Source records
—————

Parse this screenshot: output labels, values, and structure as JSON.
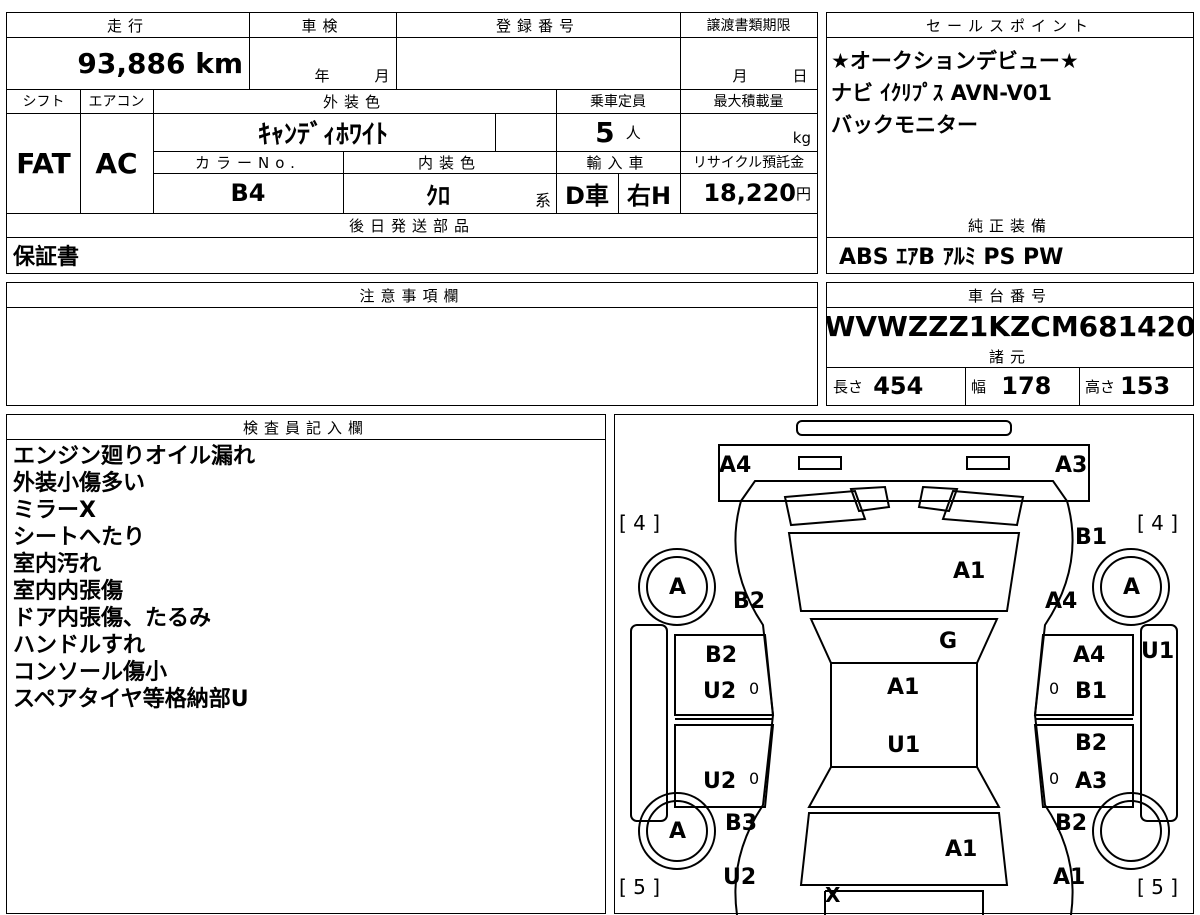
{
  "vehicle": {
    "mileage_label": "走行",
    "mileage_value": "93,886",
    "mileage_unit": "km",
    "inspection_label": "車検",
    "inspection_year": "年",
    "inspection_month": "月",
    "registration_label": "登録番号",
    "registration_value": "",
    "transfer_deadline_label": "譲渡書類期限",
    "transfer_month": "月",
    "transfer_day": "日",
    "shift_label": "シフト",
    "shift_value": "FAT",
    "ac_label": "エアコン",
    "ac_value": "AC",
    "exterior_color_label": "外装色",
    "exterior_color_value": "ｷｬﾝﾃﾞｨﾎﾜｲﾄ",
    "capacity_label": "乗車定員",
    "capacity_value": "5",
    "capacity_unit": "人",
    "max_load_label": "最大積載量",
    "max_load_unit": "kg",
    "color_no_label": "カラーNo.",
    "color_no_value": "B4",
    "interior_color_label": "内装色",
    "interior_color_value": "ｸﾛ",
    "interior_suffix": "系",
    "import_label": "輸入車",
    "import_dealer": "D車",
    "import_handle": "右H",
    "recycle_label": "リサイクル預託金",
    "recycle_value": "18,220",
    "recycle_unit": "円",
    "later_parts_label": "後日発送部品",
    "later_parts_value": "保証書"
  },
  "sales_points": {
    "label": "セールスポイント",
    "lines": [
      "★オークションデビュー★",
      "ナビ ｲｸﾘﾌﾟｽ AVN-V01",
      "バックモニター"
    ]
  },
  "genuine_equipment": {
    "label": "純正装備",
    "value": "ABS ｴｱB ｱﾙﾐ PS PW"
  },
  "caution": {
    "label": "注意事項欄"
  },
  "chassis": {
    "label": "車台番号",
    "value": "WVWZZZ1KZCM681420"
  },
  "specs": {
    "label": "諸元",
    "length_label": "長さ",
    "length_value": "454",
    "width_label": "幅",
    "width_value": "178",
    "height_label": "高さ",
    "height_value": "153"
  },
  "inspector": {
    "label": "検査員記入欄",
    "notes": [
      "エンジン廻りオイル漏れ",
      "外装小傷多い",
      "ミラーX",
      "シートへたり",
      "室内汚れ",
      "室内内張傷",
      "ドア内張傷、たるみ",
      "ハンドルすれ",
      "コンソール傷小",
      "スペアタイヤ等格納部U"
    ]
  },
  "diagram": {
    "marks": {
      "front_left": "A4",
      "front_right": "A3",
      "tread_front_left": "[ 4 ]",
      "tread_front_right": "[ 4 ]",
      "tread_rear_left": "[ 5 ]",
      "tread_rear_right": "[ 5 ]",
      "hood": "A1",
      "windshield": "G",
      "roof_front": "A1",
      "roof_rear": "U1",
      "fender_fl": "B2",
      "fender_fr_top": "B1",
      "fender_fr": "A4",
      "wheel_fl": "A",
      "wheel_fr": "A",
      "wheel_rl": "A",
      "door_fl_1": "B2",
      "door_fl_2": "U2",
      "door_fr_1": "A4",
      "door_fr_2": "B1",
      "door_rl": "U2",
      "door_rr_1": "B2",
      "door_rr_2": "A3",
      "pillar_r": "U1",
      "quarter_rl": "B3",
      "quarter_rl_2": "U2",
      "quarter_rr": "B2",
      "quarter_rr_2": "A1",
      "trunk": "A1",
      "rear": "X",
      "zero_fl": "0",
      "zero_fr": "0",
      "zero_rl": "0",
      "zero_rr": "0"
    }
  }
}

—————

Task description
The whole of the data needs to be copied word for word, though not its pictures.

Solved exercise
Parse this screenshot: output labels, values, and structure as JSON.
{
  "vehicle": {
    "mileage_label": "走行",
    "mileage_value": "93,886",
    "mileage_unit": "km",
    "inspection_label": "車検",
    "inspection_year": "年",
    "inspection_month": "月",
    "registration_label": "登録番号",
    "registration_value": "",
    "transfer_deadline_label": "譲渡書類期限",
    "transfer_month": "月",
    "transfer_day": "日",
    "shift_label": "シフト",
    "shift_value": "FAT",
    "ac_label": "エアコン",
    "ac_value": "AC",
    "exterior_color_label": "外装色",
    "exterior_color_value": "ｷｬﾝﾃﾞｨﾎﾜｲﾄ",
    "capacity_label": "乗車定員",
    "capacity_value": "5",
    "capacity_unit": "人",
    "max_load_label": "最大積載量",
    "max_load_unit": "kg",
    "color_no_label": "カラーNo.",
    "color_no_value": "B4",
    "interior_color_label": "内装色",
    "interior_color_value": "ｸﾛ",
    "interior_suffix": "系",
    "import_label": "輸入車",
    "import_dealer": "D車",
    "import_handle": "右H",
    "recycle_label": "リサイクル預託金",
    "recycle_value": "18,220",
    "recycle_unit": "円",
    "later_parts_label": "後日発送部品",
    "later_parts_value": "保証書"
  },
  "sales_points": {
    "label": "セールスポイント",
    "lines": [
      "★オークションデビュー★",
      "ナビ ｲｸﾘﾌﾟｽ AVN-V01",
      "バックモニター"
    ]
  },
  "genuine_equipment": {
    "label": "純正装備",
    "value": "ABS ｴｱB ｱﾙﾐ PS PW"
  },
  "caution": {
    "label": "注意事項欄"
  },
  "chassis": {
    "label": "車台番号",
    "value": "WVWZZZ1KZCM681420"
  },
  "specs": {
    "label": "諸元",
    "length_label": "長さ",
    "length_value": "454",
    "width_label": "幅",
    "width_value": "178",
    "height_label": "高さ",
    "height_value": "153"
  },
  "inspector": {
    "label": "検査員記入欄",
    "notes": [
      "エンジン廻りオイル漏れ",
      "外装小傷多い",
      "ミラーX",
      "シートへたり",
      "室内汚れ",
      "室内内張傷",
      "ドア内張傷、たるみ",
      "ハンドルすれ",
      "コンソール傷小",
      "スペアタイヤ等格納部U"
    ]
  },
  "diagram": {
    "marks": {
      "front_left": "A4",
      "front_right": "A3",
      "tread_front_left": "[ 4 ]",
      "tread_front_right": "[ 4 ]",
      "tread_rear_left": "[ 5 ]",
      "tread_rear_right": "[ 5 ]",
      "hood": "A1",
      "windshield": "G",
      "roof_front": "A1",
      "roof_rear": "U1",
      "fender_fl": "B2",
      "fender_fr_top": "B1",
      "fender_fr": "A4",
      "wheel_fl": "A",
      "wheel_fr": "A",
      "wheel_rl": "A",
      "door_fl_1": "B2",
      "door_fl_2": "U2",
      "door_fr_1": "A4",
      "door_fr_2": "B1",
      "door_rl": "U2",
      "door_rr_1": "B2",
      "door_rr_2": "A3",
      "pillar_r": "U1",
      "quarter_rl": "B3",
      "quarter_rl_2": "U2",
      "quarter_rr": "B2",
      "quarter_rr_2": "A1",
      "trunk": "A1",
      "rear": "X",
      "zero_fl": "0",
      "zero_fr": "0",
      "zero_rl": "0",
      "zero_rr": "0"
    }
  }
}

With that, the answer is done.